Component data from apps and pages:
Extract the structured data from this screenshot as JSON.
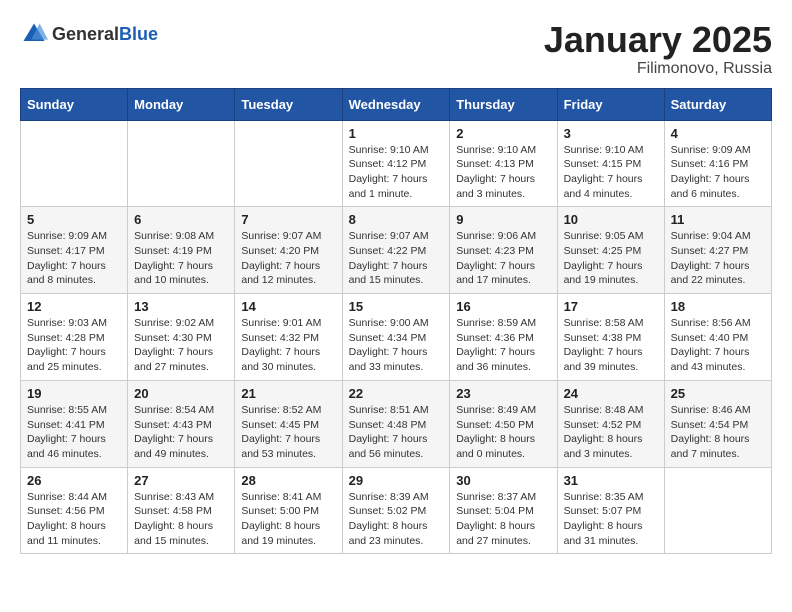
{
  "logo": {
    "general": "General",
    "blue": "Blue"
  },
  "title": "January 2025",
  "subtitle": "Filimonovo, Russia",
  "weekdays": [
    "Sunday",
    "Monday",
    "Tuesday",
    "Wednesday",
    "Thursday",
    "Friday",
    "Saturday"
  ],
  "weeks": [
    [
      {
        "day": "",
        "info": ""
      },
      {
        "day": "",
        "info": ""
      },
      {
        "day": "",
        "info": ""
      },
      {
        "day": "1",
        "info": "Sunrise: 9:10 AM\nSunset: 4:12 PM\nDaylight: 7 hours\nand 1 minute."
      },
      {
        "day": "2",
        "info": "Sunrise: 9:10 AM\nSunset: 4:13 PM\nDaylight: 7 hours\nand 3 minutes."
      },
      {
        "day": "3",
        "info": "Sunrise: 9:10 AM\nSunset: 4:15 PM\nDaylight: 7 hours\nand 4 minutes."
      },
      {
        "day": "4",
        "info": "Sunrise: 9:09 AM\nSunset: 4:16 PM\nDaylight: 7 hours\nand 6 minutes."
      }
    ],
    [
      {
        "day": "5",
        "info": "Sunrise: 9:09 AM\nSunset: 4:17 PM\nDaylight: 7 hours\nand 8 minutes."
      },
      {
        "day": "6",
        "info": "Sunrise: 9:08 AM\nSunset: 4:19 PM\nDaylight: 7 hours\nand 10 minutes."
      },
      {
        "day": "7",
        "info": "Sunrise: 9:07 AM\nSunset: 4:20 PM\nDaylight: 7 hours\nand 12 minutes."
      },
      {
        "day": "8",
        "info": "Sunrise: 9:07 AM\nSunset: 4:22 PM\nDaylight: 7 hours\nand 15 minutes."
      },
      {
        "day": "9",
        "info": "Sunrise: 9:06 AM\nSunset: 4:23 PM\nDaylight: 7 hours\nand 17 minutes."
      },
      {
        "day": "10",
        "info": "Sunrise: 9:05 AM\nSunset: 4:25 PM\nDaylight: 7 hours\nand 19 minutes."
      },
      {
        "day": "11",
        "info": "Sunrise: 9:04 AM\nSunset: 4:27 PM\nDaylight: 7 hours\nand 22 minutes."
      }
    ],
    [
      {
        "day": "12",
        "info": "Sunrise: 9:03 AM\nSunset: 4:28 PM\nDaylight: 7 hours\nand 25 minutes."
      },
      {
        "day": "13",
        "info": "Sunrise: 9:02 AM\nSunset: 4:30 PM\nDaylight: 7 hours\nand 27 minutes."
      },
      {
        "day": "14",
        "info": "Sunrise: 9:01 AM\nSunset: 4:32 PM\nDaylight: 7 hours\nand 30 minutes."
      },
      {
        "day": "15",
        "info": "Sunrise: 9:00 AM\nSunset: 4:34 PM\nDaylight: 7 hours\nand 33 minutes."
      },
      {
        "day": "16",
        "info": "Sunrise: 8:59 AM\nSunset: 4:36 PM\nDaylight: 7 hours\nand 36 minutes."
      },
      {
        "day": "17",
        "info": "Sunrise: 8:58 AM\nSunset: 4:38 PM\nDaylight: 7 hours\nand 39 minutes."
      },
      {
        "day": "18",
        "info": "Sunrise: 8:56 AM\nSunset: 4:40 PM\nDaylight: 7 hours\nand 43 minutes."
      }
    ],
    [
      {
        "day": "19",
        "info": "Sunrise: 8:55 AM\nSunset: 4:41 PM\nDaylight: 7 hours\nand 46 minutes."
      },
      {
        "day": "20",
        "info": "Sunrise: 8:54 AM\nSunset: 4:43 PM\nDaylight: 7 hours\nand 49 minutes."
      },
      {
        "day": "21",
        "info": "Sunrise: 8:52 AM\nSunset: 4:45 PM\nDaylight: 7 hours\nand 53 minutes."
      },
      {
        "day": "22",
        "info": "Sunrise: 8:51 AM\nSunset: 4:48 PM\nDaylight: 7 hours\nand 56 minutes."
      },
      {
        "day": "23",
        "info": "Sunrise: 8:49 AM\nSunset: 4:50 PM\nDaylight: 8 hours\nand 0 minutes."
      },
      {
        "day": "24",
        "info": "Sunrise: 8:48 AM\nSunset: 4:52 PM\nDaylight: 8 hours\nand 3 minutes."
      },
      {
        "day": "25",
        "info": "Sunrise: 8:46 AM\nSunset: 4:54 PM\nDaylight: 8 hours\nand 7 minutes."
      }
    ],
    [
      {
        "day": "26",
        "info": "Sunrise: 8:44 AM\nSunset: 4:56 PM\nDaylight: 8 hours\nand 11 minutes."
      },
      {
        "day": "27",
        "info": "Sunrise: 8:43 AM\nSunset: 4:58 PM\nDaylight: 8 hours\nand 15 minutes."
      },
      {
        "day": "28",
        "info": "Sunrise: 8:41 AM\nSunset: 5:00 PM\nDaylight: 8 hours\nand 19 minutes."
      },
      {
        "day": "29",
        "info": "Sunrise: 8:39 AM\nSunset: 5:02 PM\nDaylight: 8 hours\nand 23 minutes."
      },
      {
        "day": "30",
        "info": "Sunrise: 8:37 AM\nSunset: 5:04 PM\nDaylight: 8 hours\nand 27 minutes."
      },
      {
        "day": "31",
        "info": "Sunrise: 8:35 AM\nSunset: 5:07 PM\nDaylight: 8 hours\nand 31 minutes."
      },
      {
        "day": "",
        "info": ""
      }
    ]
  ]
}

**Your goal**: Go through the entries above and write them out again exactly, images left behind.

**Answer**:
Extract the structured data from this screenshot as JSON.
{
  "logo": {
    "general": "General",
    "blue": "Blue"
  },
  "title": "January 2025",
  "subtitle": "Filimonovo, Russia",
  "weekdays": [
    "Sunday",
    "Monday",
    "Tuesday",
    "Wednesday",
    "Thursday",
    "Friday",
    "Saturday"
  ],
  "weeks": [
    [
      {
        "day": "",
        "info": ""
      },
      {
        "day": "",
        "info": ""
      },
      {
        "day": "",
        "info": ""
      },
      {
        "day": "1",
        "info": "Sunrise: 9:10 AM\nSunset: 4:12 PM\nDaylight: 7 hours\nand 1 minute."
      },
      {
        "day": "2",
        "info": "Sunrise: 9:10 AM\nSunset: 4:13 PM\nDaylight: 7 hours\nand 3 minutes."
      },
      {
        "day": "3",
        "info": "Sunrise: 9:10 AM\nSunset: 4:15 PM\nDaylight: 7 hours\nand 4 minutes."
      },
      {
        "day": "4",
        "info": "Sunrise: 9:09 AM\nSunset: 4:16 PM\nDaylight: 7 hours\nand 6 minutes."
      }
    ],
    [
      {
        "day": "5",
        "info": "Sunrise: 9:09 AM\nSunset: 4:17 PM\nDaylight: 7 hours\nand 8 minutes."
      },
      {
        "day": "6",
        "info": "Sunrise: 9:08 AM\nSunset: 4:19 PM\nDaylight: 7 hours\nand 10 minutes."
      },
      {
        "day": "7",
        "info": "Sunrise: 9:07 AM\nSunset: 4:20 PM\nDaylight: 7 hours\nand 12 minutes."
      },
      {
        "day": "8",
        "info": "Sunrise: 9:07 AM\nSunset: 4:22 PM\nDaylight: 7 hours\nand 15 minutes."
      },
      {
        "day": "9",
        "info": "Sunrise: 9:06 AM\nSunset: 4:23 PM\nDaylight: 7 hours\nand 17 minutes."
      },
      {
        "day": "10",
        "info": "Sunrise: 9:05 AM\nSunset: 4:25 PM\nDaylight: 7 hours\nand 19 minutes."
      },
      {
        "day": "11",
        "info": "Sunrise: 9:04 AM\nSunset: 4:27 PM\nDaylight: 7 hours\nand 22 minutes."
      }
    ],
    [
      {
        "day": "12",
        "info": "Sunrise: 9:03 AM\nSunset: 4:28 PM\nDaylight: 7 hours\nand 25 minutes."
      },
      {
        "day": "13",
        "info": "Sunrise: 9:02 AM\nSunset: 4:30 PM\nDaylight: 7 hours\nand 27 minutes."
      },
      {
        "day": "14",
        "info": "Sunrise: 9:01 AM\nSunset: 4:32 PM\nDaylight: 7 hours\nand 30 minutes."
      },
      {
        "day": "15",
        "info": "Sunrise: 9:00 AM\nSunset: 4:34 PM\nDaylight: 7 hours\nand 33 minutes."
      },
      {
        "day": "16",
        "info": "Sunrise: 8:59 AM\nSunset: 4:36 PM\nDaylight: 7 hours\nand 36 minutes."
      },
      {
        "day": "17",
        "info": "Sunrise: 8:58 AM\nSunset: 4:38 PM\nDaylight: 7 hours\nand 39 minutes."
      },
      {
        "day": "18",
        "info": "Sunrise: 8:56 AM\nSunset: 4:40 PM\nDaylight: 7 hours\nand 43 minutes."
      }
    ],
    [
      {
        "day": "19",
        "info": "Sunrise: 8:55 AM\nSunset: 4:41 PM\nDaylight: 7 hours\nand 46 minutes."
      },
      {
        "day": "20",
        "info": "Sunrise: 8:54 AM\nSunset: 4:43 PM\nDaylight: 7 hours\nand 49 minutes."
      },
      {
        "day": "21",
        "info": "Sunrise: 8:52 AM\nSunset: 4:45 PM\nDaylight: 7 hours\nand 53 minutes."
      },
      {
        "day": "22",
        "info": "Sunrise: 8:51 AM\nSunset: 4:48 PM\nDaylight: 7 hours\nand 56 minutes."
      },
      {
        "day": "23",
        "info": "Sunrise: 8:49 AM\nSunset: 4:50 PM\nDaylight: 8 hours\nand 0 minutes."
      },
      {
        "day": "24",
        "info": "Sunrise: 8:48 AM\nSunset: 4:52 PM\nDaylight: 8 hours\nand 3 minutes."
      },
      {
        "day": "25",
        "info": "Sunrise: 8:46 AM\nSunset: 4:54 PM\nDaylight: 8 hours\nand 7 minutes."
      }
    ],
    [
      {
        "day": "26",
        "info": "Sunrise: 8:44 AM\nSunset: 4:56 PM\nDaylight: 8 hours\nand 11 minutes."
      },
      {
        "day": "27",
        "info": "Sunrise: 8:43 AM\nSunset: 4:58 PM\nDaylight: 8 hours\nand 15 minutes."
      },
      {
        "day": "28",
        "info": "Sunrise: 8:41 AM\nSunset: 5:00 PM\nDaylight: 8 hours\nand 19 minutes."
      },
      {
        "day": "29",
        "info": "Sunrise: 8:39 AM\nSunset: 5:02 PM\nDaylight: 8 hours\nand 23 minutes."
      },
      {
        "day": "30",
        "info": "Sunrise: 8:37 AM\nSunset: 5:04 PM\nDaylight: 8 hours\nand 27 minutes."
      },
      {
        "day": "31",
        "info": "Sunrise: 8:35 AM\nSunset: 5:07 PM\nDaylight: 8 hours\nand 31 minutes."
      },
      {
        "day": "",
        "info": ""
      }
    ]
  ]
}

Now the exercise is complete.